*** Block opens ***

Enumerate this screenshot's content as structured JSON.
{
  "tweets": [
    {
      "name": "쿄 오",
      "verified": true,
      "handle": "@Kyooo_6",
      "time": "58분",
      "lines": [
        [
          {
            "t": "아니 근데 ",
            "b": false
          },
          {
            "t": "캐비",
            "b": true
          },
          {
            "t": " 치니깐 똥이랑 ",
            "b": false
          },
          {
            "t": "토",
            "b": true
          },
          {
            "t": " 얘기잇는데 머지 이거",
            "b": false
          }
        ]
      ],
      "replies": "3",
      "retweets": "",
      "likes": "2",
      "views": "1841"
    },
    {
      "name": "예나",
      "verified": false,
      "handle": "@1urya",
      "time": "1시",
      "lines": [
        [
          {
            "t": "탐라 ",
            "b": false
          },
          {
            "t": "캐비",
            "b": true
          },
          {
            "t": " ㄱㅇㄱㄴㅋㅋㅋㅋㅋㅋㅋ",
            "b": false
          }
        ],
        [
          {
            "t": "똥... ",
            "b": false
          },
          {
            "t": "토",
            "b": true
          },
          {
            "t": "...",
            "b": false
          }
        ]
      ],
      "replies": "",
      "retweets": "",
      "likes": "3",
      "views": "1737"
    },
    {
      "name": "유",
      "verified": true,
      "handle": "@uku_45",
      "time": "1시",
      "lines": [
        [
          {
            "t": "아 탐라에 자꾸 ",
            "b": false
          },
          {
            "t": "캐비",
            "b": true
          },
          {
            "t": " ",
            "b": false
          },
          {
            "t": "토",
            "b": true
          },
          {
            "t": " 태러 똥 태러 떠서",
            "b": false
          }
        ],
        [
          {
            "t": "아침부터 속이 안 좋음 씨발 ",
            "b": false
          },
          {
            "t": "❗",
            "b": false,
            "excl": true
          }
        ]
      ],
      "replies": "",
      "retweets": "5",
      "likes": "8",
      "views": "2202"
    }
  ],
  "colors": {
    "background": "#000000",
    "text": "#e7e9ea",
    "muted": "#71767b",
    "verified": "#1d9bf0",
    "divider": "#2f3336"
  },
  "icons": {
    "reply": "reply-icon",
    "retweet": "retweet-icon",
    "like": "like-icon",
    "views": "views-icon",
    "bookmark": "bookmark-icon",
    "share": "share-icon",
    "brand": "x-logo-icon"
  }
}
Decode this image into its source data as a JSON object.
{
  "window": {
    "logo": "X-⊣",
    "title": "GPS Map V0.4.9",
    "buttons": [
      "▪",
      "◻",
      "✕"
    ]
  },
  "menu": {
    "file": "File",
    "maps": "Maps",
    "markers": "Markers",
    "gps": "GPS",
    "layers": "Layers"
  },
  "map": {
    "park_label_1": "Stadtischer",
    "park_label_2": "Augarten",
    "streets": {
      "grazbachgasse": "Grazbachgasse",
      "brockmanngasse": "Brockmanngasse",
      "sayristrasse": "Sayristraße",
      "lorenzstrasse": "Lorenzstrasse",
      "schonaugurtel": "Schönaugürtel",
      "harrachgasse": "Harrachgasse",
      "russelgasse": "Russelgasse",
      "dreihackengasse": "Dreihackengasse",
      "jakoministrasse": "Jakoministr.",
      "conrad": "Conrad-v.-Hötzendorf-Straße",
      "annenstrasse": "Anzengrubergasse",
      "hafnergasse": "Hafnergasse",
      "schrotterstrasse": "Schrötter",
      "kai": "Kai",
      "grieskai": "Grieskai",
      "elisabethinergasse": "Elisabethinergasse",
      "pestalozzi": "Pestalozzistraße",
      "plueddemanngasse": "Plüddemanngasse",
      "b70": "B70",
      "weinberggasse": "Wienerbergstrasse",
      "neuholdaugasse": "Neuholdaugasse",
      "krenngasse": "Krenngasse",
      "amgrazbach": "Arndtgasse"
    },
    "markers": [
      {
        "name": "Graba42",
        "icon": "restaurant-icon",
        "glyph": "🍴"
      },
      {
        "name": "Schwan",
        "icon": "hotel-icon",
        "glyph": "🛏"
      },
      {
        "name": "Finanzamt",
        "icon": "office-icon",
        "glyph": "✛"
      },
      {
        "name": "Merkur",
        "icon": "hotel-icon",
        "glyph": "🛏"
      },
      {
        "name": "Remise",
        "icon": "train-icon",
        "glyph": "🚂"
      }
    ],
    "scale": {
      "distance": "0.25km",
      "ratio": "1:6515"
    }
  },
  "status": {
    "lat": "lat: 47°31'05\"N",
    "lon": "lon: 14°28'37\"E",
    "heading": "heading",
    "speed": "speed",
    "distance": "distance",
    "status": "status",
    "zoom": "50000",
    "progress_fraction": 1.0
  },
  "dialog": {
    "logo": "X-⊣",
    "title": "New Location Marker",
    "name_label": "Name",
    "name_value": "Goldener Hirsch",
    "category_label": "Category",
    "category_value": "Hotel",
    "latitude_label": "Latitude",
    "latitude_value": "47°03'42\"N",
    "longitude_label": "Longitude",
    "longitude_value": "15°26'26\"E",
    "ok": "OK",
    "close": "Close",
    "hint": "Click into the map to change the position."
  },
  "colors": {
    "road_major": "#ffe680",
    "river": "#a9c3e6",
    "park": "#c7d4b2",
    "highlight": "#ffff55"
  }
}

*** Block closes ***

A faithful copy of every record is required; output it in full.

Enumerate this screenshot's content as structured JSON.
{
  "tweets": [
    {
      "name": "쿄 오",
      "verified": true,
      "handle": "@Kyooo_6",
      "time": "58분",
      "lines": [
        [
          {
            "t": "아니 근데 ",
            "b": false
          },
          {
            "t": "캐비",
            "b": true
          },
          {
            "t": " 치니깐 똥이랑 ",
            "b": false
          },
          {
            "t": "토",
            "b": true
          },
          {
            "t": " 얘기잇는데 머지 이거",
            "b": false
          }
        ]
      ],
      "replies": "3",
      "retweets": "",
      "likes": "2",
      "views": "1841"
    },
    {
      "name": "예나",
      "verified": false,
      "handle": "@1urya",
      "time": "1시",
      "lines": [
        [
          {
            "t": "탐라 ",
            "b": false
          },
          {
            "t": "캐비",
            "b": true
          },
          {
            "t": " ㄱㅇㄱㄴㅋㅋㅋㅋㅋㅋㅋ",
            "b": false
          }
        ],
        [
          {
            "t": "똥... ",
            "b": false
          },
          {
            "t": "토",
            "b": true
          },
          {
            "t": "...",
            "b": false
          }
        ]
      ],
      "replies": "",
      "retweets": "",
      "likes": "3",
      "views": "1737"
    },
    {
      "name": "유",
      "verified": true,
      "handle": "@uku_45",
      "time": "1시",
      "lines": [
        [
          {
            "t": "아 탐라에 자꾸 ",
            "b": false
          },
          {
            "t": "캐비",
            "b": true
          },
          {
            "t": " ",
            "b": false
          },
          {
            "t": "토",
            "b": true
          },
          {
            "t": " 태러 똥 태러 떠서",
            "b": false
          }
        ],
        [
          {
            "t": "아침부터 속이 안 좋음 씨발 ",
            "b": false
          },
          {
            "t": "❗",
            "b": false,
            "excl": true
          }
        ]
      ],
      "replies": "",
      "retweets": "5",
      "likes": "8",
      "views": "2202"
    }
  ],
  "colors": {
    "background": "#000000",
    "text": "#e7e9ea",
    "muted": "#71767b",
    "verified": "#1d9bf0",
    "divider": "#2f3336"
  },
  "icons": {
    "reply": "reply-icon",
    "retweet": "retweet-icon",
    "like": "like-icon",
    "views": "views-icon",
    "bookmark": "bookmark-icon",
    "share": "share-icon",
    "brand": "x-logo-icon"
  }
}
Decode this image into its source data as a JSON object.
{
  "window": {
    "logo": "X-⊣",
    "title": "GPS Map V0.4.9",
    "buttons": [
      "▪",
      "◻",
      "✕"
    ]
  },
  "menu": {
    "file": "File",
    "maps": "Maps",
    "markers": "Markers",
    "gps": "GPS",
    "layers": "Layers"
  },
  "map": {
    "park_label_1": "Stadtischer",
    "park_label_2": "Augarten",
    "streets": {
      "grazbachgasse": "Grazbachgasse",
      "brockmanngasse": "Brockmanngasse",
      "sayristrasse": "Sayristraße",
      "lorenzstrasse": "Lorenzstrasse",
      "schonaugurtel": "Schönaugürtel",
      "harrachgasse": "Harrachgasse",
      "russelgasse": "Russelgasse",
      "dreihackengasse": "Dreihackengasse",
      "jakoministrasse": "Jakoministr.",
      "conrad": "Conrad-v.-Hötzendorf-Straße",
      "annenstrasse": "Anzengrubergasse",
      "hafnergasse": "Hafnergasse",
      "schrotterstrasse": "Schrötter",
      "kai": "Kai",
      "grieskai": "Grieskai",
      "elisabethinergasse": "Elisabethinergasse",
      "pestalozzi": "Pestalozzistraße",
      "plueddemanngasse": "Plüddemanngasse",
      "b70": "B70",
      "weinberggasse": "Wienerbergstrasse",
      "neuholdaugasse": "Neuholdaugasse",
      "krenngasse": "Krenngasse",
      "amgrazbach": "Arndtgasse"
    },
    "markers": [
      {
        "name": "Graba42",
        "icon": "restaurant-icon",
        "glyph": "🍴"
      },
      {
        "name": "Schwan",
        "icon": "hotel-icon",
        "glyph": "🛏"
      },
      {
        "name": "Finanzamt",
        "icon": "office-icon",
        "glyph": "✛"
      },
      {
        "name": "Merkur",
        "icon": "hotel-icon",
        "glyph": "🛏"
      },
      {
        "name": "Remise",
        "icon": "train-icon",
        "glyph": "🚂"
      }
    ],
    "scale": {
      "distance": "0.25km",
      "ratio": "1:6515"
    }
  },
  "status": {
    "lat": "lat: 47°31'05\"N",
    "lon": "lon: 14°28'37\"E",
    "heading": "heading",
    "speed": "speed",
    "distance": "distance",
    "status": "status",
    "zoom": "50000",
    "progress_fraction": 1.0
  },
  "dialog": {
    "logo": "X-⊣",
    "title": "New Location Marker",
    "name_label": "Name",
    "name_value": "Goldener Hirsch",
    "category_label": "Category",
    "category_value": "Hotel",
    "latitude_label": "Latitude",
    "latitude_value": "47°03'42\"N",
    "longitude_label": "Longitude",
    "longitude_value": "15°26'26\"E",
    "ok": "OK",
    "close": "Close",
    "hint": "Click into the map to change the position."
  },
  "colors": {
    "road_major": "#ffe680",
    "river": "#a9c3e6",
    "park": "#c7d4b2",
    "highlight": "#ffff55"
  }
}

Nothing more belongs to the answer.